┌────────

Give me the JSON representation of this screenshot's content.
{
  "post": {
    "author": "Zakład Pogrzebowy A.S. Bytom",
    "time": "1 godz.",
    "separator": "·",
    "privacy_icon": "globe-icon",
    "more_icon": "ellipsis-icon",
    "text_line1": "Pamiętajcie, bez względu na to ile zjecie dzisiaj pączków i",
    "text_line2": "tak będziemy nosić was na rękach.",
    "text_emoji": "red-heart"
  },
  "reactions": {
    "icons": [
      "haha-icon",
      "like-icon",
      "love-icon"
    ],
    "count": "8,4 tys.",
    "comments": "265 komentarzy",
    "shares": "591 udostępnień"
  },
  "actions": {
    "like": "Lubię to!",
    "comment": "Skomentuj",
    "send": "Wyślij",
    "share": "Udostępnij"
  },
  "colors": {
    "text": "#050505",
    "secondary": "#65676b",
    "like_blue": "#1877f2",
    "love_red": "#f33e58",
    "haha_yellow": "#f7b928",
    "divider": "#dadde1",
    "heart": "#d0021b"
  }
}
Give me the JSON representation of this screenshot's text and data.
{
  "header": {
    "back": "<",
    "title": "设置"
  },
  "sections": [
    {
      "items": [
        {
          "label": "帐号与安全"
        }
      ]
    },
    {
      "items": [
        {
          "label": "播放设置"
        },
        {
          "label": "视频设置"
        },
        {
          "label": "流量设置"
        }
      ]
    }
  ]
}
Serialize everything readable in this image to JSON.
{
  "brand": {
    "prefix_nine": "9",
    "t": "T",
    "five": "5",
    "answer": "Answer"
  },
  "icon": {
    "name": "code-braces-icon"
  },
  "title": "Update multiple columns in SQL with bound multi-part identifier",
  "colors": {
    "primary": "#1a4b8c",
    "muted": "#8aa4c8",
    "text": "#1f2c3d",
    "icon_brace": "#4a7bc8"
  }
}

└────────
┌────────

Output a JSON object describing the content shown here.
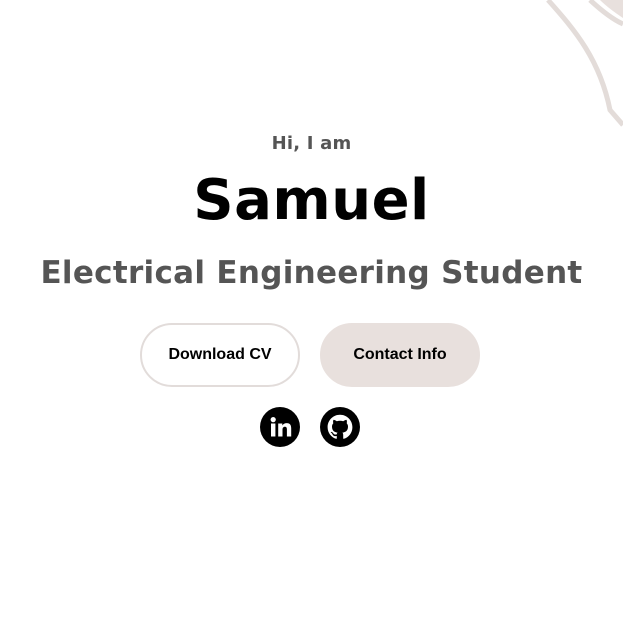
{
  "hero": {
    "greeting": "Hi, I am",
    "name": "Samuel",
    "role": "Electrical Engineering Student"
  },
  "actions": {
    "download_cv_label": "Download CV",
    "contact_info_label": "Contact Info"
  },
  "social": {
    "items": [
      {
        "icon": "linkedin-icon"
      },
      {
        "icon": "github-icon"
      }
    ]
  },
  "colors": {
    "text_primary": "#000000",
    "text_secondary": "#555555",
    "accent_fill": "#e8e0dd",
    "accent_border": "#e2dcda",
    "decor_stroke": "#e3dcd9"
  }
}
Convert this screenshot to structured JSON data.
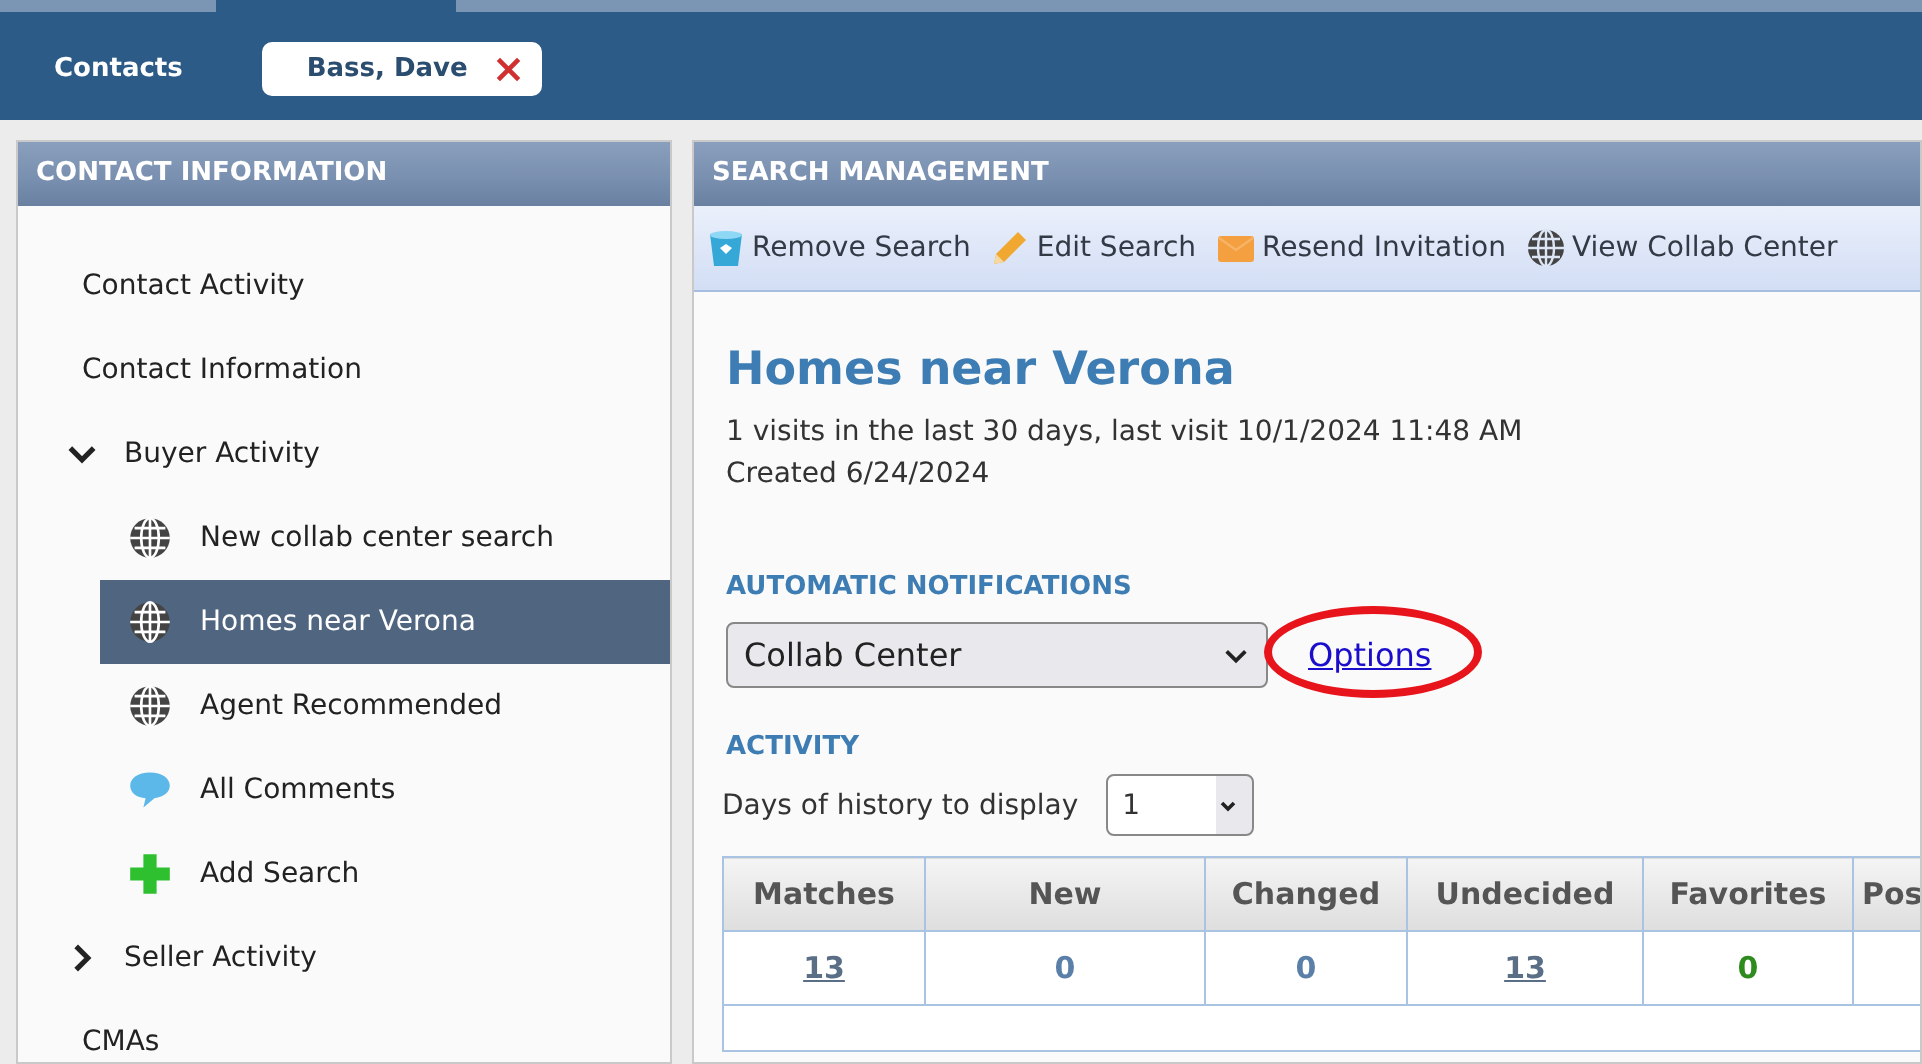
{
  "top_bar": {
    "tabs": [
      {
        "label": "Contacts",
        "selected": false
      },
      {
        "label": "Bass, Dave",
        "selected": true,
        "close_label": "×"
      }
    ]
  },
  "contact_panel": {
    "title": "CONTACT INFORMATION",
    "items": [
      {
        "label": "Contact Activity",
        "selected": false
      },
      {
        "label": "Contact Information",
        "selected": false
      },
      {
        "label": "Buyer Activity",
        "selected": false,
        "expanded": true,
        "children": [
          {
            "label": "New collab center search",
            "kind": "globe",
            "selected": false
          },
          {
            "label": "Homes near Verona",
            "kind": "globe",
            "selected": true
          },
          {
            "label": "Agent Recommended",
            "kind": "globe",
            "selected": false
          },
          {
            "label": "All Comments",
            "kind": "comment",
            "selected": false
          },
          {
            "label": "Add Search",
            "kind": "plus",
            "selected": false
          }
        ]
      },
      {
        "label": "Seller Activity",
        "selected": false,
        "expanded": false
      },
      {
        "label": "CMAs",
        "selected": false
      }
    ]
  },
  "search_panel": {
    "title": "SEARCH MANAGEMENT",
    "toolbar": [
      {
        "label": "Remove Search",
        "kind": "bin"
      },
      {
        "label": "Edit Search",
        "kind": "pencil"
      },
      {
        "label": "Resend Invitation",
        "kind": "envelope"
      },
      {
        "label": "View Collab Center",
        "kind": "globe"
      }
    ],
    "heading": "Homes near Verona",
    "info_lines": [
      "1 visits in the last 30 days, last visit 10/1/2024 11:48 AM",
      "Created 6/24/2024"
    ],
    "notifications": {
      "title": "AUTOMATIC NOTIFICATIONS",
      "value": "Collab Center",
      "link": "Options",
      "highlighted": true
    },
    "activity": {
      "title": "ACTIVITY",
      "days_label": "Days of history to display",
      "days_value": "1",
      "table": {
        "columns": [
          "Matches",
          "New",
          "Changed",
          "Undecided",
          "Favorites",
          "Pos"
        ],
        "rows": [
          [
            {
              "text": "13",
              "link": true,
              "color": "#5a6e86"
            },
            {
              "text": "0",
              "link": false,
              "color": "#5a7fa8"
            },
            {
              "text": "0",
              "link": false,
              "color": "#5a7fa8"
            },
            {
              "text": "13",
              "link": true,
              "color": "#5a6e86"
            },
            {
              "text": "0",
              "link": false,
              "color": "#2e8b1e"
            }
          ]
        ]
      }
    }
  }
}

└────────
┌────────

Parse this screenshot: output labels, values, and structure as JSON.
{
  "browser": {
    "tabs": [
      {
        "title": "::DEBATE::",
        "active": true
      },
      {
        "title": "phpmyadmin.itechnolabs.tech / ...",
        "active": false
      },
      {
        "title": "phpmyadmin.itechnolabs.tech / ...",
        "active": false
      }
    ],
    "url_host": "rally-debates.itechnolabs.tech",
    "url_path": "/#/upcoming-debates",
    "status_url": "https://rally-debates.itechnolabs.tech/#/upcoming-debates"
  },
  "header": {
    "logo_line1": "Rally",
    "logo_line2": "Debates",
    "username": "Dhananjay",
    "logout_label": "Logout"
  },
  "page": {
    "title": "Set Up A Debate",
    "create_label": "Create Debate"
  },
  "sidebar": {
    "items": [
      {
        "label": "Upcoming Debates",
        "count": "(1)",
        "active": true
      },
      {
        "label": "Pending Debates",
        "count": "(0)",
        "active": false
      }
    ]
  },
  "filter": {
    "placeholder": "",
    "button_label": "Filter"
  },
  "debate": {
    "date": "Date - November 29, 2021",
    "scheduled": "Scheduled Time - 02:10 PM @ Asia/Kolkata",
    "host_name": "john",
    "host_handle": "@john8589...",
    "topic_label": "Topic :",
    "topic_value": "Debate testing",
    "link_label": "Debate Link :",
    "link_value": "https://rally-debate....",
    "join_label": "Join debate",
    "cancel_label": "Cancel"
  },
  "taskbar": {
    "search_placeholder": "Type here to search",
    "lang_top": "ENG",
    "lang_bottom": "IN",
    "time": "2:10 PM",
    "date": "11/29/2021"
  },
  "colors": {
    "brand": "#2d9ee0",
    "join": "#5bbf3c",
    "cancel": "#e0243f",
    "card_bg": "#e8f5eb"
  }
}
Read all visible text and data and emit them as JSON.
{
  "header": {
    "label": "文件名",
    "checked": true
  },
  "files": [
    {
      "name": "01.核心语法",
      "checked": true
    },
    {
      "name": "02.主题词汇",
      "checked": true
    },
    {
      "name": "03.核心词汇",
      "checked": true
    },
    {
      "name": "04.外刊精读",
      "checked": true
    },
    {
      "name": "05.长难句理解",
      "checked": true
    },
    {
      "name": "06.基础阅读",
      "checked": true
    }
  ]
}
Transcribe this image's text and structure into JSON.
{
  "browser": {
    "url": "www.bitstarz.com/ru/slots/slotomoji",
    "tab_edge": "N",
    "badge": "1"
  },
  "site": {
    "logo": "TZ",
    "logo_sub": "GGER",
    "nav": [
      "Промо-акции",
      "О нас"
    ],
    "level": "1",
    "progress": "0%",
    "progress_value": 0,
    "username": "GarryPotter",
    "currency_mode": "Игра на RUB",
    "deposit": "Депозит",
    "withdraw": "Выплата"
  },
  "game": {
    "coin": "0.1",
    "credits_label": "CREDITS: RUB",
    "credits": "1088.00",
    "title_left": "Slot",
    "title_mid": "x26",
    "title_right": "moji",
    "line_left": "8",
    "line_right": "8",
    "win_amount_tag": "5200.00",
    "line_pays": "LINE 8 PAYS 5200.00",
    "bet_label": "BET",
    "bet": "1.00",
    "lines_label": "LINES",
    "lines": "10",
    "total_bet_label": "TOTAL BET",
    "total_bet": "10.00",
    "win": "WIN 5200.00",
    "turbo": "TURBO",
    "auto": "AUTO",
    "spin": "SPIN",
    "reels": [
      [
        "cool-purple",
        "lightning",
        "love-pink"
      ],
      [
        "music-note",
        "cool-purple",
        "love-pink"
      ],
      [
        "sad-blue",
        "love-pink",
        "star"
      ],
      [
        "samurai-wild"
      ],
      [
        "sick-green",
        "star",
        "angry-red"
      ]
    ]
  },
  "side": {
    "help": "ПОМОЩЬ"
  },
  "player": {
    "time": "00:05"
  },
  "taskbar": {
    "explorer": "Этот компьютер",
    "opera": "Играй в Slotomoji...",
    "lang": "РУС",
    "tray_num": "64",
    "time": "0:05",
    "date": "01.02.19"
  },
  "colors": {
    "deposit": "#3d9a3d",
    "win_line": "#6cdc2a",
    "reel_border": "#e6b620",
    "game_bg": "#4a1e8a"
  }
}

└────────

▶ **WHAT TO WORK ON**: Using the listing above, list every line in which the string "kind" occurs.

▶ **ANSWER BOX**:
            "kind": "globe",
            "kind": "globe",
            "kind": "globe",
            "kind": "comment",
            "kind": "plus",
        "kind": "bin"
        "kind": "pencil"
        "kind": "envelope"
        "kind": "globe"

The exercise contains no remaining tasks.